“Eight a.m. classes are my worst enemy, ” Mathematical Sciences PhD student Josha Mickelson said. “I’ve had one ofthese dreaded lectures almost every semester I’ve been astudent at MSU.”

You all know what he’s talking about. The 8 a.m. lecture sticks out like a sore thumb in your schedule. Youwake up early, barely have time to get dressed and maybe eatbreakfast, stumble to class five minutes late, and fumble around for your notebook and pencil, only to fall asleep 15 minuteslater and wake up befuddled at the end of class.

Few MSU students can describe an early morning in Bozeman even in the harsh winter. At 8 a.m., the sun glows invitingly, gamboling with the warmth it will share throughout the day. My roommate Andrew and I are two early risers on campus. In fact, we are both regularly cooking and working by 7:30 a.m. Yes, rub your eyes and clear the morning gunk out: I said 7:30 in the morning. Although this is a continuous occurrence in our apartment, so many students never see the afternoon light, much less the morning light. 

Last week, I attended an “early” weekend meeting for a school organization.
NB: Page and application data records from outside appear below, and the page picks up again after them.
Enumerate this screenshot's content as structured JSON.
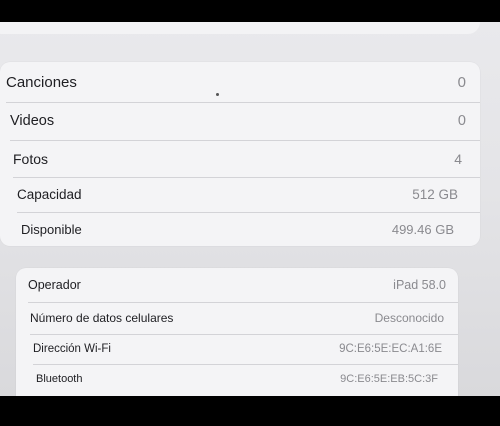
{
  "group1": {
    "rows": [
      {
        "label": "Canciones",
        "value": "0"
      },
      {
        "label": "Videos",
        "value": "0"
      },
      {
        "label": "Fotos",
        "value": "4"
      },
      {
        "label": "Capacidad",
        "value": "512 GB"
      },
      {
        "label": "Disponible",
        "value": "499.46 GB"
      }
    ]
  },
  "group2": {
    "rows": [
      {
        "label": "Operador",
        "value": "iPad 58.0"
      },
      {
        "label": "Número de datos celulares",
        "value": "Desconocido"
      },
      {
        "label": "Dirección Wi-Fi",
        "value": "9C:E6:5E:EC:A1:6E"
      },
      {
        "label": "Bluetooth",
        "value": "9C:E6:5E:EB:5C:3F"
      }
    ]
  }
}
The meeting began at 9:30 a.m. and concluded at 12:30 p.m. Club members’ typical response to the news that they’d have to be up so early: “Can’t we make it any later?” No, we couldn’t. Many said, “At least I can use the rest of the day to sleep.”

Students aren’t using their time to enjoy the college experience wisely. Rather, they are spending time either sleeping or complaining about lack of sleep. It is clear why college students complain about the day passing so quickly when they consider waking up at noon to be “early.” College is supposed to be the best time of our lives. But four years of hibernation or mammalian bat-like habits can’t possibly be the “best time.”

There is even a named disorder for sleeping too much. It’s called hypersomnia,and many students might not be aware of such a disease. The term classifies a large group of disorders related to excessive daytime sleepiness. But I will not take the blame when your early morning class instructor fails to recognize this as a valid reason for not having come to class.

Students who complain about lack of time and sleep yet spend the entire day sleeping may want to consider allocating at least one night a week for a good rest. In addition, researchers found several steps that college students can do to enhance their sleeping patterns to help them get up early. These include going to bed and getting up every day at approximately the same time, creating a relaxing bedroom setting and following a consistent bedtime routine, avoiding foods and drinks that contain caffeine and restricting any medication with stimulant effects at least three hours before bedtime. You should also keep all electronics, including smartphones, outside the bedroom and avoid using them just before bedtime as well as keeping your bedroom peaceful and warm.

We must focus on changing our detrimental sleeping habits to remain lucid and healthy and to achieve a smooth transition into the real world that we live in. The rest of the world wakes up at 7 a.m. to start the workday. How are students going to adjust to the workplace beyond college? It’s time for a wakeup call. The snooze button won’t save you in later life.

Recommended for you